As this 2016 racing season kicks into full swing, there are a few tracks I’ve never been able to get to – simply because my own schedule in prior years working at local race tracks prohibited me from getting there. People cannot believe as long as I’ve been involved in this sport that I’ve never been to Road America, for example. IRA sprint car ace Mike Kertscher is employed full time at RA overseeing their programs there. He’s promised me the “full meal deal” in terms of a tour of the joint. I just may take him up on that this year sometime.
I’ve never been to Cedar Lake Speedway, either. The USA Nationals or the Masters are a distinct possibility. I also have never been to the old Tri-City Raceway in Fountain City, which is now Mississippi Thunder Speedway. They are hosting the big $40,000-to-win modified show in direct competition against the IMCA Supernationals at Boone. The Supernationals are still a big deal, but for some Wisconsin Modified teams the novelty or newness of the week long circus in Boone has worn off over the years. They are capping the entries at 120. That show is on my bucket list this year as well.
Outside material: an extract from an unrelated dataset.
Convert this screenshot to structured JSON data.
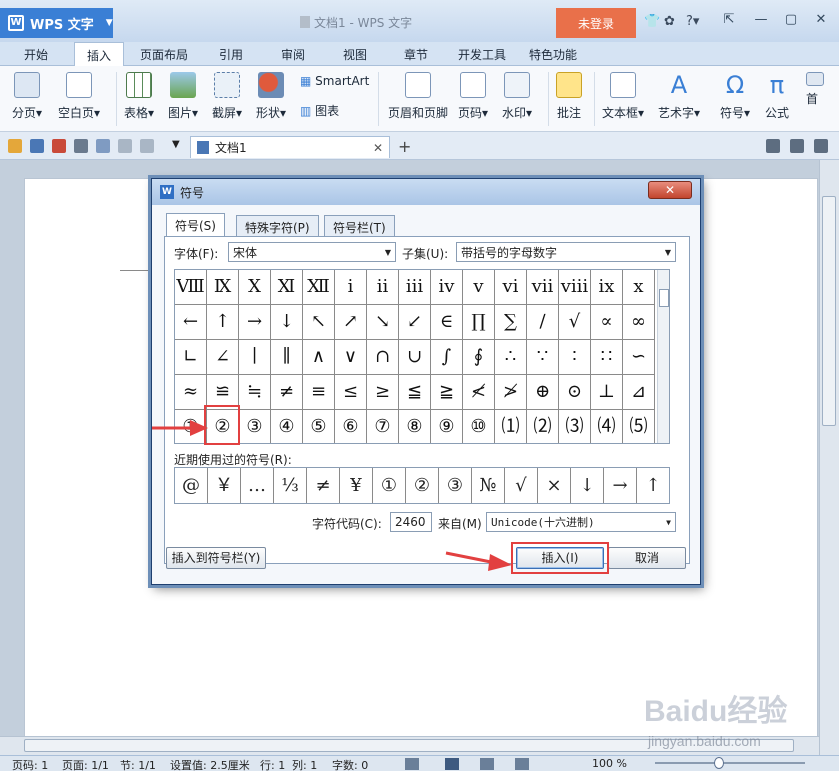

My good buddy Mike Randerson is hosting an event racing history buffs will be sure to attend. It’s Oct. 1 in Freedom and it’s a show called “The Evolution of the Race Car.” It’s a fundraiser for the Freedom Area Historical Society. Mike’s got exhibitors who’ll be bringing race cars from many different generations and styles. Mike’s got vintage Indy Cars coming, as well as Sprint Cars, Modifieds, Midgets, Stock Cars and Drag Racers.
There are several coming from Wisconsin and actually from coast-to-coast. In fact I’m curious to see a car from around 1920 that raced on the wooden board tracks out east. I talked to “Land Shark” Jeff Schroeder recently on the phone and he is restoring the old Bryce Spoehr coupe he acquired from Bryce’s crew chief Cal Breitrick. The show will be held Oct. 1 at Rickert Park in Freedom with a rain date of Oct. 2. I’ll be doing a book signing there and I can guarantee you it will be a show you will not want to miss.
The local racing world lost another great one in former track announcer Jerry Rhode, who passed away at the age of 82 in early May. Rhode was an inspiration to me as he was the first track announcer I had heard as a youngster. I enjoyed his fast-pitched, feverish delivery. He was great at getting the crowd fired up and playing up the rivalries. He had his nicknames for the drivers as well. I remember lining up my own races with my Hot Wheels and Matchbox cars as a kid on my bedroom floor. I was Jerry Rhode announcing and he was my inspiration which led to a very fulfilling 30 year announcing career both locally and regionally. I was very grateful Jerry was able to tell me his stories when I interviewed him for my book “Life In The Past Lane – A History of Stock Car Racing in Northeast Wisconsin from 1950-1980.”
One of the most amazing feats Jerry pulled off was basically having 100 percent attendance during his announcing career. He never missed a show. Jerry hung it up after the 1977 season, where at Shawano he was replaced by Lyle Kriegel. That’s a pretty impressive track record.
We’re hoping to catch up with many old friends at a pair of book signings in the month of July. July 22 the annual “State Line Challenge” race at Norway (MI) Speedway will take place. This year they’ll be honoring a former track champion in Kent Pearson, who passed away a year ago due to cancer. I got the chance to meet Pearson the summer before his passing at his supper club in Aurora T & T Supper Club. (One of the best steaks you’ll ever eat BTW). We’ll be hosting a book signing up there with a couple of retired veterans — Norway’s Joe Haferkorn and Vulcan’s Ron Baciak. Haferkorn had a very diverse racing career — starting out with the Winged Modifieds, switching to paved Late Models and then when IMCA introduced the Modifieds to the area he ran an IMCA Modified for several seasons, many of those with his son Tom Haferkorn. Baciak was a front runner in the Winged Modified days.